About 78,000 houses in 13 municipal districts remain without electricity; 2,060 facilities have been under-flooded and another 1,763 are under threat of inundation. The relief aid collected by the Serbian Interior Ministry has been distributed flooded and flood threatened areas.
Most theatres and concert halls have cancelled performances and concerts until the end of the week at least in solidarity with the flood victims. Serbian museums have refused to participate in the “Night of Museums” action.
Instead, museums and theatres in Belgrade have started raising funds for the flood victims. People are bringing bottles with drinking water, canned food, blankets, personal hygiene products, shoes and clothes.
Meanwhile, the neighboring Bosnia and Herzegovina, which is also hit by floods, officially confirmed the death of 16 people on May 17, Gojko Vasic, the head of police department in the Serbian Republic of Bosnia and Herzegovina, told a news conference in Banja Luka on Saturday.

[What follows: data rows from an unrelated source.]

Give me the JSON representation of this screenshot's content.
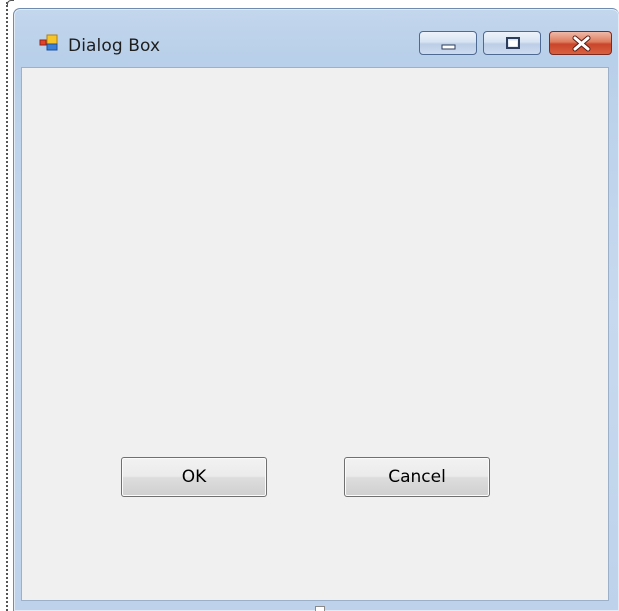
{
  "window": {
    "title": "Dialog Box",
    "caption_buttons": {
      "minimize_icon": "minimize-icon",
      "maximize_icon": "maximize-icon",
      "close_icon": "close-icon"
    }
  },
  "buttons": {
    "ok_label": "OK",
    "cancel_label": "Cancel"
  },
  "icons": {
    "app_icon": "form-icon"
  },
  "colors": {
    "client_background": "#f0f0f0",
    "title_bar": "#c3d6ec",
    "close_button": "#c9452b"
  }
}
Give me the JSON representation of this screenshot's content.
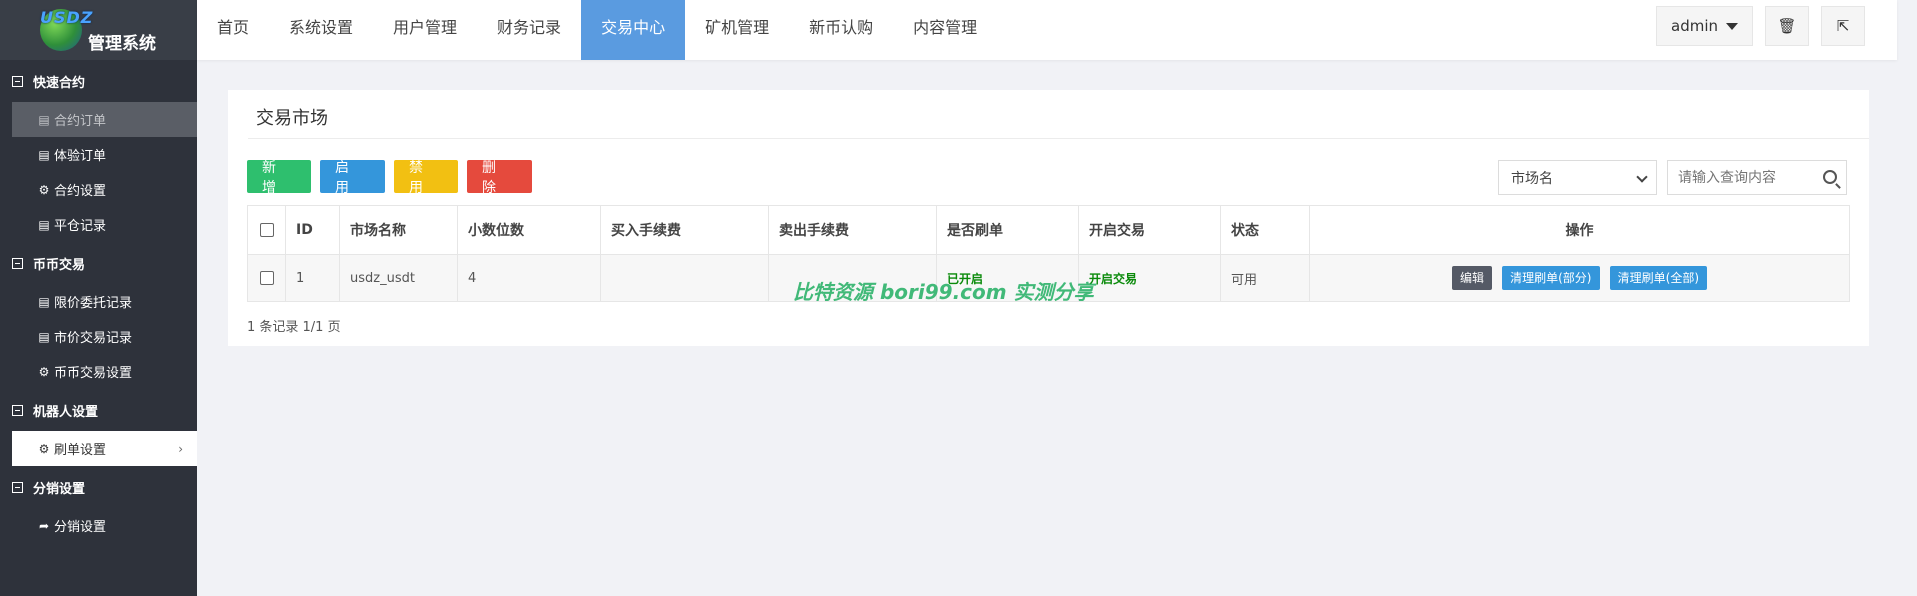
{
  "app": {
    "logo_text": "USDZ",
    "title": "管理系统"
  },
  "sidebar": {
    "groups": [
      {
        "label": "快速合约",
        "items": [
          {
            "label": "合约订单",
            "icon": "list-icon"
          },
          {
            "label": "体验订单",
            "icon": "list-icon"
          },
          {
            "label": "合约设置",
            "icon": "gear-icon"
          },
          {
            "label": "平仓记录",
            "icon": "list-icon"
          }
        ]
      },
      {
        "label": "币币交易",
        "items": [
          {
            "label": "限价委托记录",
            "icon": "list-icon"
          },
          {
            "label": "市价交易记录",
            "icon": "list-icon"
          },
          {
            "label": "币币交易设置",
            "icon": "gear-icon"
          }
        ]
      },
      {
        "label": "机器人设置",
        "items": [
          {
            "label": "刷单设置",
            "icon": "gear-icon"
          }
        ]
      },
      {
        "label": "分销设置",
        "items": [
          {
            "label": "分销设置",
            "icon": "share-icon"
          }
        ]
      }
    ]
  },
  "topnav": {
    "tabs": [
      "首页",
      "系统设置",
      "用户管理",
      "财务记录",
      "交易中心",
      "矿机管理",
      "新币认购",
      "内容管理"
    ],
    "active": "交易中心",
    "user": "admin"
  },
  "panel": {
    "title": "交易市场",
    "buttons": {
      "add": "新 增",
      "enable": "启 用",
      "disable": "禁 用",
      "delete": "删 除"
    },
    "search": {
      "select_value": "市场名",
      "placeholder": "请输入查询内容"
    },
    "table": {
      "headers": [
        "ID",
        "市场名称",
        "小数位数",
        "买入手续费",
        "卖出手续费",
        "是否刷单",
        "开启交易",
        "状态",
        "操作"
      ],
      "rows": [
        {
          "id": "1",
          "market": "usdz_usdt",
          "decimals": "4",
          "buy_fee": "",
          "sell_fee": "",
          "brush": "已开启",
          "trade": "开启交易",
          "status": "可用",
          "ops": {
            "edit": "编辑",
            "clear_partial": "清理刷单(部分)",
            "clear_all": "清理刷单(全部)"
          }
        }
      ]
    },
    "pager": "1 条记录 1/1 页"
  },
  "watermark": "比特资源 bori99.com 实测分享",
  "colors": {
    "accent": "#5a9be0",
    "sidebar_bg": "#2e323b",
    "green": "#2ebf6e",
    "red": "#e54a3d",
    "yellow": "#f2c012",
    "blue": "#3496db"
  }
}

He expected more bodies to be found when the waters started to decrease.
So far, the death toll - nine people - has been highest in Doboj, a city in northern Bosnia and Herzegovina. It was isolated from the rest of the world for three days. It is still without electricity and some of its neighborhoods can be reached only by boat. More than 6,000 people have been evacuated in Bosnia and Herzegovina by now.
Bosnia and Herzegovina’s demining center has warned that floods and mudslides could displace minefields and bring mines and shells hidden on riverbeds to the surface.

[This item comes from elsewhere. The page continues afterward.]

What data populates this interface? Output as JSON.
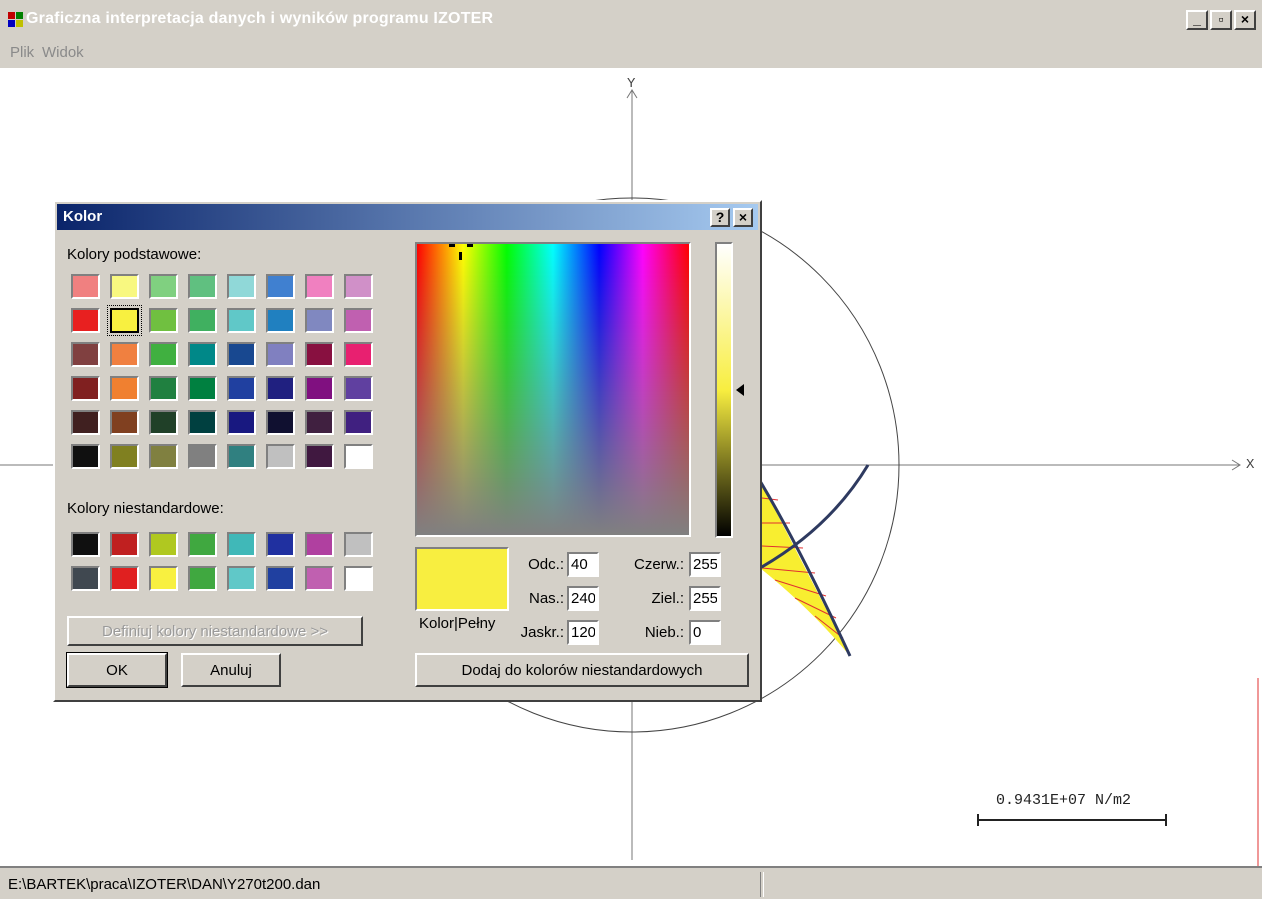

“We are closely watching the situation and asking people not to panic if they see a shell appear from the ground,” Sasa Obradovic, the center’s spokesperson, said, advising people to immediately turn to mine disposal experts for help.
More than 500,000 people out of Bosnia and Herzegovina’s population of almost 4 million people live in areas filled with mines left over from the 1992-1995 Bosnian war and run daily risks of blowing themselves up on these unexploded mines.
According to the Bosnian demining center, about 220,000 mines are still lying beneath on the country’s territory.